Finally, as the Affordable Care Act is set for implementation next January, the Health and Welfare Committee introduced SB 163, also known as ‘mandate lite’ legislation. The measure would allow insurance companies to provide products for healthy individuals and families who plan on resisting the ACA’s requirement. Insurance companies would be able to sell medical policies that could exclude coverage of mental health, pharmacy, or chiropractic treatments to individuals who wouldn’t use them and don’t want to pay for them. The legislation will bring more certainty to the marketplace and provide Kansans with a safety net if their employer decided to drop their coverage.

Joint Committee Appointment

Senate President Susan Wagle recently announced appointments to the nine joint committees for the 2013 legislative session. I am honored to be appointed to the Joint Committee on State-Tribal Relations. The joint committee seats five senators, three appointed by the senate president and two appointed by the senate minority leader.

Governor’s Office of Appointments

This office assists the Governor with the appointment of more than 1,000 individuals to serve on Kansas’ Boards and Commissions. All qualified and service-minded Kansans are encouraged to participate in our State’s government by offering to serve on a board or commission, or by recommending qualified candidates. Serving Kansas on a board or commission is both an honor and a privilege. If you are interested or know of someone who would be a good candidate, please let me know and I will help with the paperwork and contact the office here on the second floor of the Capitol.

Legislative Forums

Representatives Susan Concannon and Troy Waymaster and I held our first Legislative Coffee in Lincoln on Saturday sponsored by the Lincoln County Farm Bureau. The next forum will be in Marysville at the City Hall with coffee and rolls at 9:00 and the forum beginning at 9:30. It is being sponsored by the Marysville Chamber of Commerce.

I hope you take the time to track the Legislature’s work in Topeka over the course of the session. As always, I will keep you up to date on the issues facing our state during this legislative session. I encourage you to stay informed on the issues under consideration by the Kansas Legislature. Committee schedules, bills and other helpful information can be easily accessed through the legislature’s website, www.kslegislature.org. You can even listen in live during Session which is 2:30 PM in the Senate and 11:00 AM in the House. Please do not hesitate to contact me with your thoughts, concerns and questions. I enjoy hearing from my constituents on the topics we are discussing in Topeka and I appreciate the perspective from those outside of the Statehouse. As the majority of my day is spent in committee meetings and on the Senate floor, emailing me at elaine.bowers@senate.ks.gov is the best way to reach me.

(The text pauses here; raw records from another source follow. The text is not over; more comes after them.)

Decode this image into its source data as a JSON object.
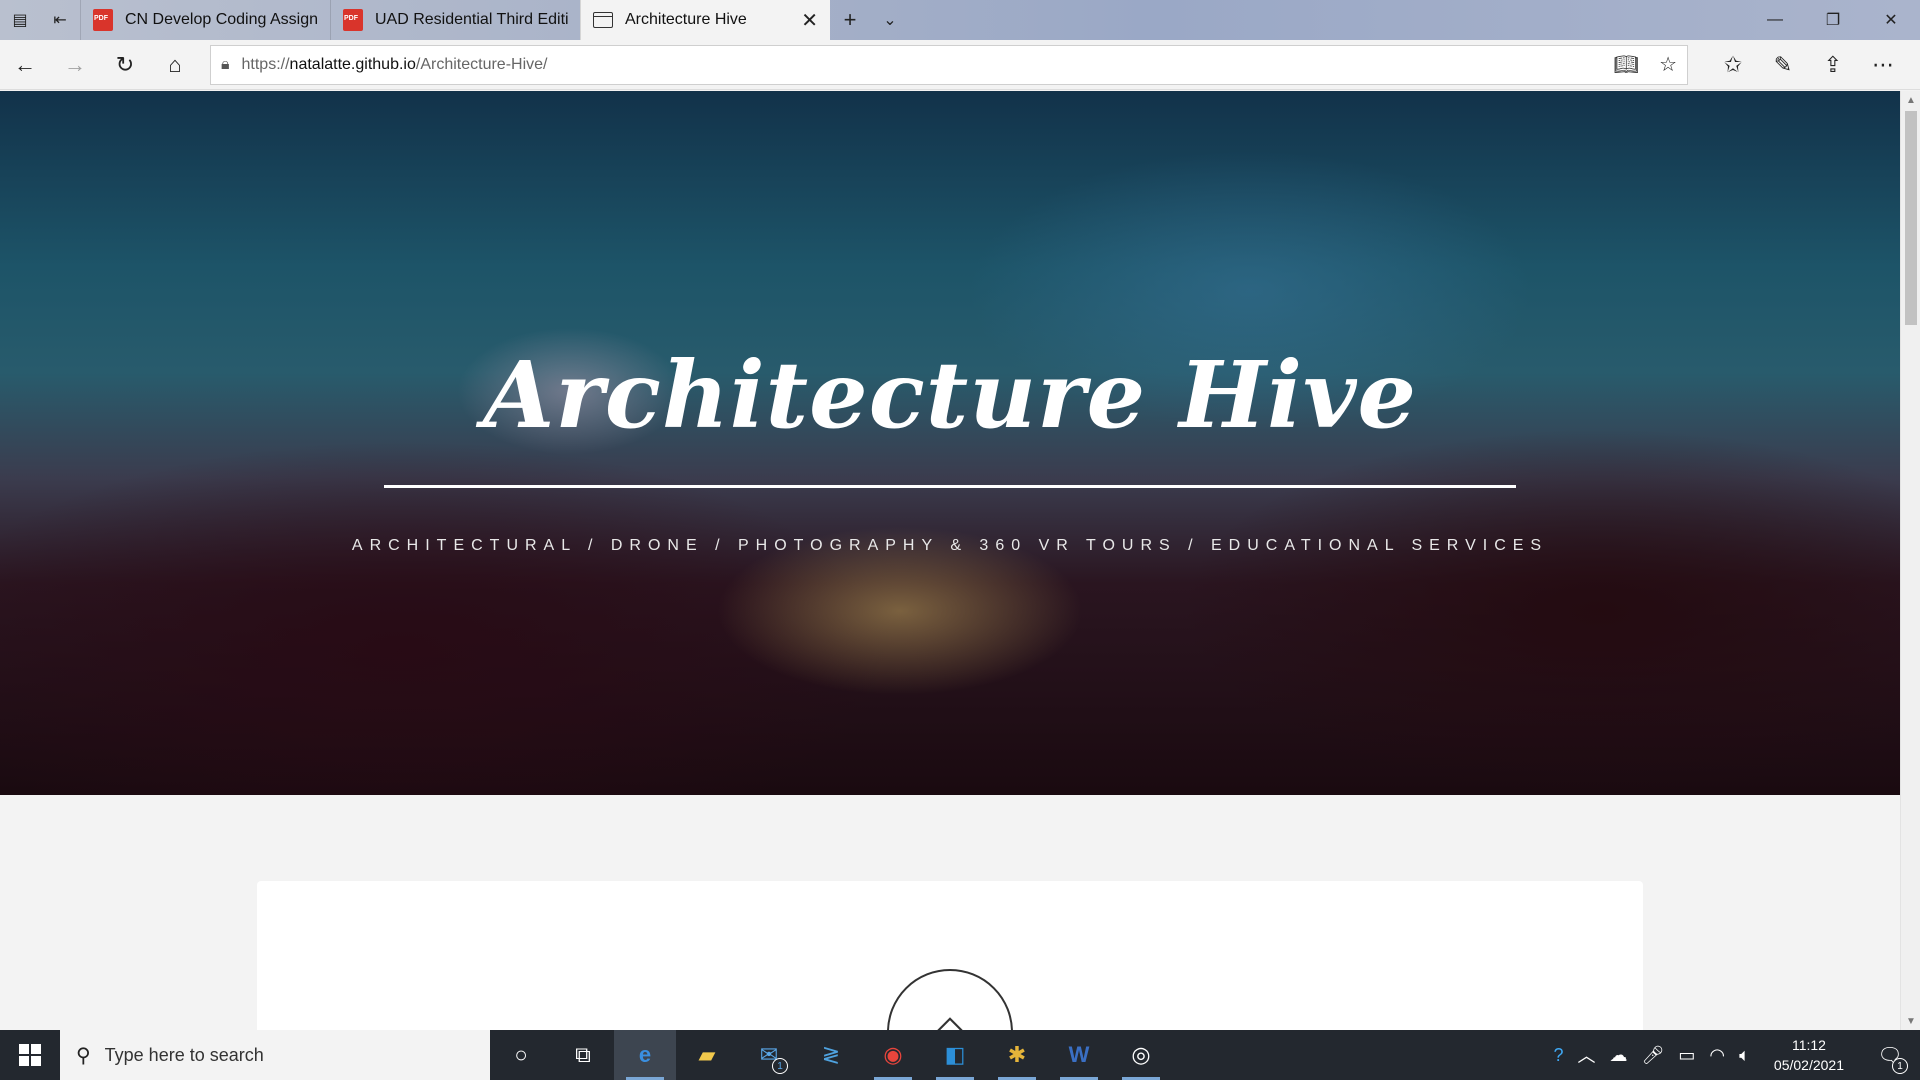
{
  "browser": {
    "tabs": [
      {
        "label": "CN Develop Coding Assignr",
        "icon": "pdf-icon"
      },
      {
        "label": "UAD Residential Third Editic",
        "icon": "pdf-icon"
      },
      {
        "label": "Architecture Hive",
        "icon": "page-icon"
      }
    ],
    "address": {
      "url_prefix": "https://",
      "url_host": "natalatte.github.io",
      "url_path": "/Architecture-Hive/"
    }
  },
  "page": {
    "hero_title": "Architecture Hive",
    "hero_subtitle": "ARCHITECTURAL / DRONE / PHOTOGRAPHY & 360 VR TOURS / EDUCATIONAL SERVICES",
    "card_icon": "diamond-icon"
  },
  "taskbar": {
    "search_placeholder": "Type here to search",
    "mail_badge": "1",
    "notification_badge": "1",
    "time": "11:12",
    "date": "05/02/2021"
  },
  "colors": {
    "hero_text": "#ffffff",
    "taskbar": "#23282f",
    "page_bg": "#f3f3f3"
  }
}
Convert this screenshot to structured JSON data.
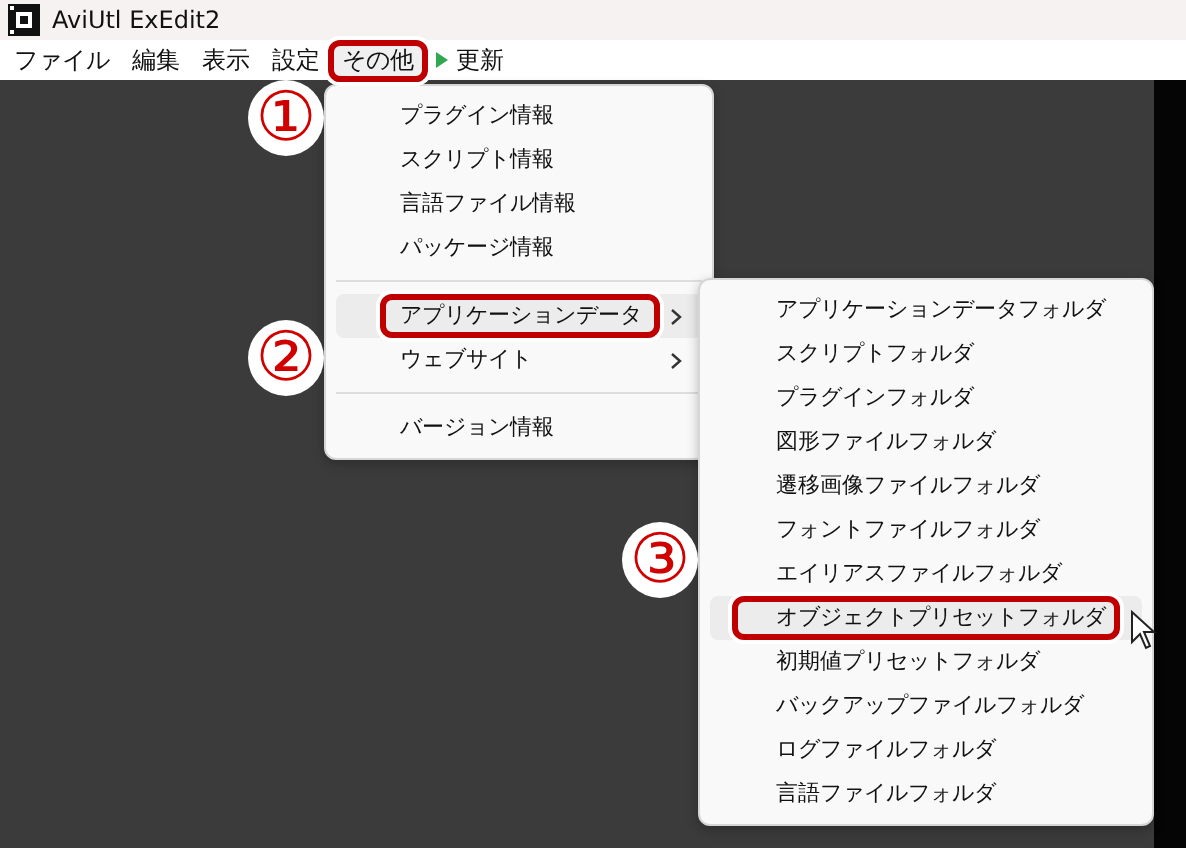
{
  "window": {
    "title": "AviUtl ExEdit2"
  },
  "menubar": [
    {
      "label": "ファイル",
      "selected": false,
      "indicator": false
    },
    {
      "label": "編集",
      "selected": false,
      "indicator": false
    },
    {
      "label": "表示",
      "selected": false,
      "indicator": false
    },
    {
      "label": "設定",
      "selected": false,
      "indicator": false
    },
    {
      "label": "その他",
      "selected": true,
      "indicator": false
    },
    {
      "label": "更新",
      "selected": false,
      "indicator": true
    }
  ],
  "menu": [
    {
      "kind": "item",
      "label": "プラグイン情報",
      "submenu": false,
      "selected": false
    },
    {
      "kind": "item",
      "label": "スクリプト情報",
      "submenu": false,
      "selected": false
    },
    {
      "kind": "item",
      "label": "言語ファイル情報",
      "submenu": false,
      "selected": false
    },
    {
      "kind": "item",
      "label": "パッケージ情報",
      "submenu": false,
      "selected": false
    },
    {
      "kind": "separator"
    },
    {
      "kind": "item",
      "label": "アプリケーションデータ",
      "submenu": true,
      "selected": true
    },
    {
      "kind": "item",
      "label": "ウェブサイト",
      "submenu": true,
      "selected": false
    },
    {
      "kind": "separator"
    },
    {
      "kind": "item",
      "label": "バージョン情報",
      "submenu": false,
      "selected": false
    }
  ],
  "submenu": [
    {
      "kind": "item",
      "label": "アプリケーションデータフォルダ",
      "selected": false
    },
    {
      "kind": "item",
      "label": "スクリプトフォルダ",
      "selected": false
    },
    {
      "kind": "item",
      "label": "プラグインフォルダ",
      "selected": false
    },
    {
      "kind": "item",
      "label": "図形ファイルフォルダ",
      "selected": false
    },
    {
      "kind": "item",
      "label": "遷移画像ファイルフォルダ",
      "selected": false
    },
    {
      "kind": "item",
      "label": "フォントファイルフォルダ",
      "selected": false
    },
    {
      "kind": "item",
      "label": "エイリアスファイルフォルダ",
      "selected": false
    },
    {
      "kind": "item",
      "label": "オブジェクトプリセットフォルダ",
      "selected": true
    },
    {
      "kind": "item",
      "label": "初期値プリセットフォルダ",
      "selected": false
    },
    {
      "kind": "item",
      "label": "バックアップファイルフォルダ",
      "selected": false
    },
    {
      "kind": "item",
      "label": "ログファイルフォルダ",
      "selected": false
    },
    {
      "kind": "item",
      "label": "言語ファイルフォルダ",
      "selected": false
    }
  ],
  "annotations": [
    {
      "number": "①"
    },
    {
      "number": "②"
    },
    {
      "number": "③"
    }
  ]
}
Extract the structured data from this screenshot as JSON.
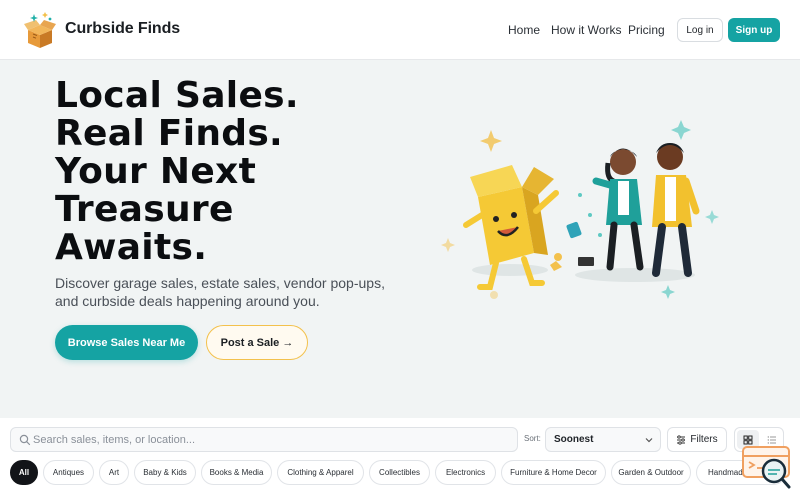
{
  "header": {
    "brand": "Curbside Finds",
    "logo_icon": "open-box-sparkles-icon",
    "nav": [
      "Home",
      "How it Works",
      "Pricing"
    ],
    "login_label": "Log in",
    "signup_label": "Sign up"
  },
  "hero": {
    "headline_lines": [
      "Local Sales.",
      "Real Finds.",
      "Your Next",
      "Treasure",
      "Awaits."
    ],
    "subtext": "Discover garage sales, estate sales, vendor pop-ups, and curbside deals happening around you.",
    "primary_cta": "Browse Sales Near Me",
    "secondary_cta": "Post a Sale →",
    "illustration_icon": "treasure-box-friends-illustration"
  },
  "toolbar": {
    "search_placeholder": "Search sales, items, or location...",
    "sort_label": "Sort:",
    "sort_value": "Soonest",
    "filters_label": "Filters",
    "view_modes": [
      "grid-icon",
      "list-icon"
    ]
  },
  "categories": [
    "All",
    "Antiques",
    "Art",
    "Baby & Kids",
    "Books & Media",
    "Clothing & Apparel",
    "Collectibles",
    "Electronics",
    "Furniture & Home Decor",
    "Garden & Outdoor",
    "Handmade & Crafts"
  ],
  "colors": {
    "accent": "#15a3a3",
    "accent_border": "#f3c14c",
    "dark": "#121418"
  }
}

Thank you for the honor of serving you!

Senator Elaine Bowers
Kansas State Capitol Building
Room 223-E
300 SW 10th St
Topeka, KS 66612
785 296-7389